A few construction notes…
Because the flannel is particularly heavy I serged the seam allowances, pressed them to one side and then stitched them down. This makes sort of a “faux flat felled seam”. I used this technique pretty much throughout. Sides, Sleeves, Armscye and Hem. The sleeves can be a bear, kind of like sewing down inside the kitchen drain. Don’t give up. It can be done!
The yoke and sleeve plackets are cut on the bias. (There are some things I’ll never be able to match!)
I added a flat leather piping to the pocket. (It took a couple of tries until it turned out right!)
In hindsight I wish I’d increased the width of the collar a bit. The combined bulk of all the materials made it come out slightly smaller than I’d prefer. It’s that whole “turn of the cloth” thing. Live and learn.
With the shirt finished I moved on to the jeans. My very first pair! EVER!
I’ve had the PDF version of Thread Theory’s Quadra Jeans in a file folder for over a year. If you don’t already know, Thread Theory has two jeans patterns. The Quadra Jeans, which have a slimmer contemporary fit; and the Fulford Jeans, which have a higher rise and straight legs (think Carhartt).
If you’re going to make either style, please do yourself a favor and make a muslin. Including the zipper! It’s really the only way to get the fit you want.
I had to shorten the legs a great deal. I also found the rise to be uncomfortably low, both in the front, and even more so in the back. Both were relatively easy fixes. Another benefit of making a muslin is that you get to see how the zipper fly is constructed. That’s always a mind-bender for me!
And while I’m on the topic of muslins, Kashi at Metro Textiles occasionally sells a heavy weight muslin that works perfectly for any garment that will be made out of a more substantial fabric. I highly recommended it.

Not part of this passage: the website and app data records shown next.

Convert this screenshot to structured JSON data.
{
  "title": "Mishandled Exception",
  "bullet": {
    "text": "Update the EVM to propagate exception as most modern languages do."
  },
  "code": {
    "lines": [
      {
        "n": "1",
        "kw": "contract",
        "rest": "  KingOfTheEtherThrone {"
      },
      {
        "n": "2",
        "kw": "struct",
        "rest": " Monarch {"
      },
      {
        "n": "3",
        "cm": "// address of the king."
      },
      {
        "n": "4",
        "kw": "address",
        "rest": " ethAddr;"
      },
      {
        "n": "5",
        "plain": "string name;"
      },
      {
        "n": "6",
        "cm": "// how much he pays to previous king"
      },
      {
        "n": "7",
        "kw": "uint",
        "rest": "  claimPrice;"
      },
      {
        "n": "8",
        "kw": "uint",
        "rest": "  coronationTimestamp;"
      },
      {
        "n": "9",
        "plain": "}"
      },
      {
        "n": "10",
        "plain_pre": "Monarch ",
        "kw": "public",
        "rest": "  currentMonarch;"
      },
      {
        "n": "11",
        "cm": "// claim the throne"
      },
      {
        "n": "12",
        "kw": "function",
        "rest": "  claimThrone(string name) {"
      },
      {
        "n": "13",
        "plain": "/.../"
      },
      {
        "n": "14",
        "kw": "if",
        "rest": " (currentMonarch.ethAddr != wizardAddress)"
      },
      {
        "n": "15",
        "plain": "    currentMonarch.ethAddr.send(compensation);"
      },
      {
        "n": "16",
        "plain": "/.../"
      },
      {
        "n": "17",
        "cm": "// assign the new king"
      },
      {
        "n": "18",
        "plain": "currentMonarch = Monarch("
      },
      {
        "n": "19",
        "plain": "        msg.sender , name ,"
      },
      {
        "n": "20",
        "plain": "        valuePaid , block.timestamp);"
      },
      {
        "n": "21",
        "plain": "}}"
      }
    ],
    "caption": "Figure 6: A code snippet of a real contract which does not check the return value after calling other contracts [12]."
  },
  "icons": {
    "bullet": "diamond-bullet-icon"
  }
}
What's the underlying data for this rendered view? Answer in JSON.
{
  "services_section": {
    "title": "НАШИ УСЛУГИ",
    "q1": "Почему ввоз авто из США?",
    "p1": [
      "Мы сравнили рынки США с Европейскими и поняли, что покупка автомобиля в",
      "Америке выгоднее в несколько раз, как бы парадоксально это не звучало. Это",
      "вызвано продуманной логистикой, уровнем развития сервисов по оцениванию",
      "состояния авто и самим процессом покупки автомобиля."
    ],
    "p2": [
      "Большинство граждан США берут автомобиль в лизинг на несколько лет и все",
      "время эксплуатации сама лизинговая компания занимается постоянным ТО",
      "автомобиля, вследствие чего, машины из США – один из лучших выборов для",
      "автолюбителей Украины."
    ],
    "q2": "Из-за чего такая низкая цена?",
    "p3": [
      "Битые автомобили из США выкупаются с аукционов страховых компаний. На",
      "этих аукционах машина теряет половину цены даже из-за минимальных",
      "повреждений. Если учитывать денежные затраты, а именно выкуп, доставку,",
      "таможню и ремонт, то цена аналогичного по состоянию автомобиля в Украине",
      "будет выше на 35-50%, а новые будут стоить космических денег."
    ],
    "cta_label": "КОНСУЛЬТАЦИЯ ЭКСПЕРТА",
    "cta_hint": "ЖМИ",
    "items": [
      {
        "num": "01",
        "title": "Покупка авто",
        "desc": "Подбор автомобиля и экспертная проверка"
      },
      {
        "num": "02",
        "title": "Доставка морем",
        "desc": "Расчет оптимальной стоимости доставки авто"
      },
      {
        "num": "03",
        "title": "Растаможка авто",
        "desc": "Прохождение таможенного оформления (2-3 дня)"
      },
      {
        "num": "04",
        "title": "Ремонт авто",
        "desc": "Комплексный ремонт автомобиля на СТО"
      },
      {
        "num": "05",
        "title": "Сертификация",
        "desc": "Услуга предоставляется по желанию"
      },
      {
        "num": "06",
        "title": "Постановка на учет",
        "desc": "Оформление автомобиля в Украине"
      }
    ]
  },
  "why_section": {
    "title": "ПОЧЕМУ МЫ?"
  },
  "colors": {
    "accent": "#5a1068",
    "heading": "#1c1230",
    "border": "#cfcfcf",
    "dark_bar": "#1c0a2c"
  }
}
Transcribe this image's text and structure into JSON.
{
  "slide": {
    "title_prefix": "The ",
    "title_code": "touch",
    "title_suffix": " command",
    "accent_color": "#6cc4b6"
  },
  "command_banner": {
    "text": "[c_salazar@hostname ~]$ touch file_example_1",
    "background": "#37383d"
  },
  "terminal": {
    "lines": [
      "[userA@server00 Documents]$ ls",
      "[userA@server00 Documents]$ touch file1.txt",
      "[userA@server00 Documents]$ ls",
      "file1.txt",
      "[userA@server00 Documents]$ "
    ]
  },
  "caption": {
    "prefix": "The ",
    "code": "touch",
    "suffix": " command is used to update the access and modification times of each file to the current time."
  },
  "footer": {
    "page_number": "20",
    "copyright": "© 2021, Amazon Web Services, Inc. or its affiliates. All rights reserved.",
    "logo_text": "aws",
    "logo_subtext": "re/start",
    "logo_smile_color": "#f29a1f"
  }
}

I’m fortunate to have two vintage machines at my disposal. I used my Singer 301 for all the basic construction, and my powerhouse 201 for the topstitching. It was so nice not to be switching threads all the time, and fussing with tension and stitch lengths.
My fabric is a mid-weight, non-stretch, darker wash denim from Gorgeous Fabrics. Starting out with a lighter weight denim turned out to be a perfect introduction to jeans making for me. I can honestly say that I never struggled with any of it. Now that I know the basic construction sequence, I feel confident that I could tackle a more rugged pair. If you’re new to jeans making, like me, starting with a workable weight fabric is a good way to go.
I’m not sure why I was so afraid to make jeans. For some reason I thought they would be difficult. Now that I’ve broken through that block, I’m looking forward to making more.
I have a flat buttock and straight hips, so this Quadra Jeans pattern is pretty much perfect for me. I will make just a few little adjustments on my next pair. But for now, I just want to wear the heck out of them. It’s my old “uniform”, just a lot better!
In closing, I made three YouTube videos to chronicle my jeans making adventure. The Quadra Jeans are a popular pattern and admittedly there are lots of other videos out there. My videos are not intended to be a “sew-along”. They’re just my observations about the pattern, some things I would change, maybe a few ways to make the construction easier. Just keep in mind it’s not a sew-along!
As always, my thanks to the amazing sewing community. I receive so much inspiration, encouragement and support. An embarrassment of riches!
I wish you all happy, and WARM, winter sewing. Please stay safe! May your sewing space be a place of joy and refuge.
Leather and Muslin … Metro Textiles, NYC
Flannel Shirting … Stylemaker Fabrics
Denim … Gorgeous Fabrics